Yesterday, I presented what I consider a perfect confirmation of my views on “Twitter replacements”. Today, I “defend” that position from “accusations” of individualism.

Mastodon has no users, nor people. But people (can) have Mastodon

I just saw on Twitter and his “replacement”, that is Mastodon, something that in my opinion is a perfect, real-world confirmation that, as I recently said, certain worries about Mastodon flaws and alternative “platforms” are… misplaced. Please have a look at this screenshot:

Mastodon is a problem only if you want it to be a platform

I just found online what is, in my opinion, another proof that certain concerns about the “Twitter replacement” called Mastodon are solid… but the solutions that get the most attention right now may be dead ends.

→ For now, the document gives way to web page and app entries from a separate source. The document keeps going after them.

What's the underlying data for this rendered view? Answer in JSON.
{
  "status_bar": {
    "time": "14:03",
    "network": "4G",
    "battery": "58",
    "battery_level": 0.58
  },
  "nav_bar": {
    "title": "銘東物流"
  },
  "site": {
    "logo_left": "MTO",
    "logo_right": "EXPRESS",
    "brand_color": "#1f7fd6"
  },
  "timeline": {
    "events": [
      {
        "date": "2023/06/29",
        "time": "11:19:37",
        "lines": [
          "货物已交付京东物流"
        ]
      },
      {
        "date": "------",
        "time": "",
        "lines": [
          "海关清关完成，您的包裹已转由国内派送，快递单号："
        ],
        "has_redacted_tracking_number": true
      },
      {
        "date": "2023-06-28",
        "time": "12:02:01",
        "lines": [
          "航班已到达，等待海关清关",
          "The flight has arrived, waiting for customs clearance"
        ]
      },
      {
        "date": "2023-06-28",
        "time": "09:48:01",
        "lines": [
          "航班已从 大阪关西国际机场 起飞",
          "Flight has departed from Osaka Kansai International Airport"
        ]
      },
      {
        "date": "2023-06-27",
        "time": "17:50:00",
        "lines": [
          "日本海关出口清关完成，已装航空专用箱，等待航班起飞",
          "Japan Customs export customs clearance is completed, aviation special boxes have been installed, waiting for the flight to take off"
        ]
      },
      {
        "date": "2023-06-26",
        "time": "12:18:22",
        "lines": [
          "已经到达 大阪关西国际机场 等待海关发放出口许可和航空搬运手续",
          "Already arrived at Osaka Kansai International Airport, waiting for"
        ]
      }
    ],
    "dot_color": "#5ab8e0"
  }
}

Nobody cares about online identities? Really?

Nobody cares about online identities? Really? /img/online-identities.png

Reading my recent posts about “Mastodon flaws”that are NOT flaws and online identities in general, an online contact of mine replied with several comments, whose main points I believe may be synthesized as follows (any error here is mine, of course):

No, you don't need another Twitter. Or another Medium

Last year, we had the “buy Twitter” campaign. Now, the arrival of Mastodon, the last “Twitter replacement”, has caused a lot of renewed talks about what we’d need to replace this or that digital platform.

On Mastodon flaws, and decentralized services

Mastodon is the latest “Twitter replacement”. Yesterday I said on Twitter that something described as its “bigger flaw” seems no big deal to me. Here I explain why.